| IUPAC name
| Other names
|Molar mass||223.20 g/mol|
|Appearance||Red or yellow powder|
|Melting point||888 °C (1,630 °F; 1,161 K)|
|Boiling point||1,477 °C (2,691 °F; 1,750 K)|
|0.0017 g/100 ml|
|Solubility|| Soluble in conc. alkalis, HCl, ammonium chloride|
Insoluble in dil. alkalis, alcohols
|Vapor pressure||~0 mmHg|
|Safety data sheet||Sigma-Aldrich|
|Lethal dose or concentration (LD, LC):|
LD50 (Median dose)
|2,000 mg/kg (rat, dermal)|
| Lead(IV) oxide|
Except where otherwise noted, data are given for materials in their standard state (at 25 °C [77 °F], 100 kPa).
Lead(II) oxide is a useful precursor to a variety of other lead compounds, as it is amphoteric. It will react with acids to form lead(II) salts and will dissolve in strong bases to form the plumbite (PbO22-) anion, which can be oxidized to form plumbate.

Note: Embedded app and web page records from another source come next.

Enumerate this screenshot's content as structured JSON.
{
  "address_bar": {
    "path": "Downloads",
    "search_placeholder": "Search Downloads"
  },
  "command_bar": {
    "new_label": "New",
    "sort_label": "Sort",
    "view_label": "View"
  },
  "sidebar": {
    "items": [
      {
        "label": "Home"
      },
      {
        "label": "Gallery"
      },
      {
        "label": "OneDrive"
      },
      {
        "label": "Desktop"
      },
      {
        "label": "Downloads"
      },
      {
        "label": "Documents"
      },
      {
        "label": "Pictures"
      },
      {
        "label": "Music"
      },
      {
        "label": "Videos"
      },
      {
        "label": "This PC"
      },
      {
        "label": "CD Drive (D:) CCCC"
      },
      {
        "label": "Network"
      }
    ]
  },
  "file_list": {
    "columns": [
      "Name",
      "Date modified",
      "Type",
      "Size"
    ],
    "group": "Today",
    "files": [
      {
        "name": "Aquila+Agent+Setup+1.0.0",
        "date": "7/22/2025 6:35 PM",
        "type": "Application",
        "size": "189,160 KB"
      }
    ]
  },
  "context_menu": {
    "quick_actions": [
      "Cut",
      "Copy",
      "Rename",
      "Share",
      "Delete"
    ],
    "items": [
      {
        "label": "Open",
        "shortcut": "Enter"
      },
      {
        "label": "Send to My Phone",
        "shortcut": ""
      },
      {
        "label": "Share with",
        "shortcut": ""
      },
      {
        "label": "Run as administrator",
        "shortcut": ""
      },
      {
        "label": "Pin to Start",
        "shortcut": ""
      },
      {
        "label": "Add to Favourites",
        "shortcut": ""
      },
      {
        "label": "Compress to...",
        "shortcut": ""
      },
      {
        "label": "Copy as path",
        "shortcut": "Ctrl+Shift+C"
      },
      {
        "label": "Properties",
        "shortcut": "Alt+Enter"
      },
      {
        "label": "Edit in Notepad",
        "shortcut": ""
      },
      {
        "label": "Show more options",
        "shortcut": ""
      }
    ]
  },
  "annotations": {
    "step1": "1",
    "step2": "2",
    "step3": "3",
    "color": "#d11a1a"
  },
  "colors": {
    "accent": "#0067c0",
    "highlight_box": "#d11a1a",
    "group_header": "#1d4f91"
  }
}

Lead(II) oxide has a diverse appearance depending on the manner in which it was produced, ranging from pale orange or apricot-colored to bright yellow, orange, or even red. It is typically encountered as a crusty or fine powder. When lead(II) oxide is heated, it temporarily becomes deeper and more saturated in color, for example changing from a light tan or apricot powder to a rich yellow. It is insoluble in water.
Lead glass contains the oxide, though it's impractical to extract it from it.
Lead(II) oxide can be produced either by the oxidation of lower lead oxides or calcination of lead(II,IV) oxide at temperatures over 605 °C. An easier route is thermal decomposition of lead(II) carbonate, which is easily produced by precipitation from any soluble lead(II) salt, but this produces a less colorful product.
- Lead glass
- Water-proof cement
Like most lead compounds, lead(II) oxide is very toxic if consumed, causing long-term lead poisoning and inhaling the dust can cause headaches and dizziness.
In closed bottles and containers.
Lead oxide should be taken to waste disposal centers.